**Aim of the exercise**. Restate the data below word for word, leaving nothing out.

**Data to process**.
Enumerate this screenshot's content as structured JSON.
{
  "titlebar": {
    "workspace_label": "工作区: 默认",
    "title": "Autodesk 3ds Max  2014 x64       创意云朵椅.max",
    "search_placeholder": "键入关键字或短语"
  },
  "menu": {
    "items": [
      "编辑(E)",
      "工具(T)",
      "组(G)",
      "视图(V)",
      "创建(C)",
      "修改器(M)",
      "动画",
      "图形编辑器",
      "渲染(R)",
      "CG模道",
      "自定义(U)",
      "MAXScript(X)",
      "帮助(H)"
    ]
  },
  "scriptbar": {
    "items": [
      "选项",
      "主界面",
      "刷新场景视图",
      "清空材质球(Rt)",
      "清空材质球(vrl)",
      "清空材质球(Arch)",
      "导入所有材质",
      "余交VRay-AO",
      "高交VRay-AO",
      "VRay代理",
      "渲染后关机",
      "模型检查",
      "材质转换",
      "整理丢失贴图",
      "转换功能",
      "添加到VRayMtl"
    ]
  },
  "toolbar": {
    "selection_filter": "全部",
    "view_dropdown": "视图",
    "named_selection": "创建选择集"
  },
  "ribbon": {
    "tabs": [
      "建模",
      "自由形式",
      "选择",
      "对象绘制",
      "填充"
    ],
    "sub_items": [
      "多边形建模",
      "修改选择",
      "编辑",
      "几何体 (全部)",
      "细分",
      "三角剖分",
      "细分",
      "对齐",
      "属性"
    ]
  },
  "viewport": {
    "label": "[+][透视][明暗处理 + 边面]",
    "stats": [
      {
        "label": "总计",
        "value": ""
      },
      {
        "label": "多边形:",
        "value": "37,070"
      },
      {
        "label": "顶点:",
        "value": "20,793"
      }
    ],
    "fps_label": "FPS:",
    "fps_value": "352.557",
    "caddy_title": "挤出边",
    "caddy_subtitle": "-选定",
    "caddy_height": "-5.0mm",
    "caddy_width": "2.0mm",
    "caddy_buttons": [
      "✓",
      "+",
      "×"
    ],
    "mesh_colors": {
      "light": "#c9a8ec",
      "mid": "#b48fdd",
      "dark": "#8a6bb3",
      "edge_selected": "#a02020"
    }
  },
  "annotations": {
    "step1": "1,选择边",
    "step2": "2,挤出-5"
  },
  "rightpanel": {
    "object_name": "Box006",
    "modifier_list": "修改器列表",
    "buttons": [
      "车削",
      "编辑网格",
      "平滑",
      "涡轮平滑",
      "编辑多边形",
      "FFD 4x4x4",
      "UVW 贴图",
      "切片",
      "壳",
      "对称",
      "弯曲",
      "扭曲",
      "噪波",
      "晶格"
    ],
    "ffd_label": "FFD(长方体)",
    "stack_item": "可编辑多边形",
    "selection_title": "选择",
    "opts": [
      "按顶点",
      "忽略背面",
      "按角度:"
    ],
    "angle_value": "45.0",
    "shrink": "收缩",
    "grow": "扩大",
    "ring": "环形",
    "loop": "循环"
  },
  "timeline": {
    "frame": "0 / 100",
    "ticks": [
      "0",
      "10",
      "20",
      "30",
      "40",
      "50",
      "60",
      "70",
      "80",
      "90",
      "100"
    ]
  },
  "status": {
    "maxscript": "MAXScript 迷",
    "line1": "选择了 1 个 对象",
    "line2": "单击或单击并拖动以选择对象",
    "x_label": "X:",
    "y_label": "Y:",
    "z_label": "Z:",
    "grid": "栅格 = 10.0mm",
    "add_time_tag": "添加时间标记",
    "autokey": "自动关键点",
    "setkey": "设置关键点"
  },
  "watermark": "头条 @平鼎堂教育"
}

**Finished task**.
Enumerate this screenshot's content as structured JSON.
{
  "titlebar": {
    "workspace_label": "工作区: 默认",
    "title": "Autodesk 3ds Max  2014 x64       创意云朵椅.max",
    "search_placeholder": "键入关键字或短语"
  },
  "menu": {
    "items": [
      "编辑(E)",
      "工具(T)",
      "组(G)",
      "视图(V)",
      "创建(C)",
      "修改器(M)",
      "动画",
      "图形编辑器",
      "渲染(R)",
      "CG模道",
      "自定义(U)",
      "MAXScript(X)",
      "帮助(H)"
    ]
  },
  "scriptbar": {
    "items": [
      "选项",
      "主界面",
      "刷新场景视图",
      "清空材质球(Rt)",
      "清空材质球(vrl)",
      "清空材质球(Arch)",
      "导入所有材质",
      "余交VRay-AO",
      "高交VRay-AO",
      "VRay代理",
      "渲染后关机",
      "模型检查",
      "材质转换",
      "整理丢失贴图",
      "转换功能",
      "添加到VRayMtl"
    ]
  },
  "toolbar": {
    "selection_filter": "全部",
    "view_dropdown": "视图",
    "named_selection": "创建选择集"
  },
  "ribbon": {
    "tabs": [
      "建模",
      "自由形式",
      "选择",
      "对象绘制",
      "填充"
    ],
    "sub_items": [
      "多边形建模",
      "修改选择",
      "编辑",
      "几何体 (全部)",
      "细分",
      "三角剖分",
      "细分",
      "对齐",
      "属性"
    ]
  },
  "viewport": {
    "label": "[+][透视][明暗处理 + 边面]",
    "stats": [
      {
        "label": "总计",
        "value": ""
      },
      {
        "label": "多边形:",
        "value": "37,070"
      },
      {
        "label": "顶点:",
        "value": "20,793"
      }
    ],
    "fps_label": "FPS:",
    "fps_value": "352.557",
    "caddy_title": "挤出边",
    "caddy_subtitle": "-选定",
    "caddy_height": "-5.0mm",
    "caddy_width": "2.0mm",
    "caddy_buttons": [
      "✓",
      "+",
      "×"
    ],
    "mesh_colors": {
      "light": "#c9a8ec",
      "mid": "#b48fdd",
      "dark": "#8a6bb3",
      "edge_selected": "#a02020"
    }
  },
  "annotations": {
    "step1": "1,选择边",
    "step2": "2,挤出-5"
  },
  "rightpanel": {
    "object_name": "Box006",
    "modifier_list": "修改器列表",
    "buttons": [
      "车削",
      "编辑网格",
      "平滑",
      "涡轮平滑",
      "编辑多边形",
      "FFD 4x4x4",
      "UVW 贴图",
      "切片",
      "壳",
      "对称",
      "弯曲",
      "扭曲",
      "噪波",
      "晶格"
    ],
    "ffd_label": "FFD(长方体)",
    "stack_item": "可编辑多边形",
    "selection_title": "选择",
    "opts": [
      "按顶点",
      "忽略背面",
      "按角度:"
    ],
    "angle_value": "45.0",
    "shrink": "收缩",
    "grow": "扩大",
    "ring": "环形",
    "loop": "循环"
  },
  "timeline": {
    "frame": "0 / 100",
    "ticks": [
      "0",
      "10",
      "20",
      "30",
      "40",
      "50",
      "60",
      "70",
      "80",
      "90",
      "100"
    ]
  },
  "status": {
    "maxscript": "MAXScript 迷",
    "line1": "选择了 1 个 对象",
    "line2": "单击或单击并拖动以选择对象",
    "x_label": "X:",
    "y_label": "Y:",
    "z_label": "Z:",
    "grid": "栅格 = 10.0mm",
    "add_time_tag": "添加时间标记",
    "autokey": "自动关键点",
    "setkey": "设置关键点"
  },
  "watermark": "头条 @平鼎堂教育"
}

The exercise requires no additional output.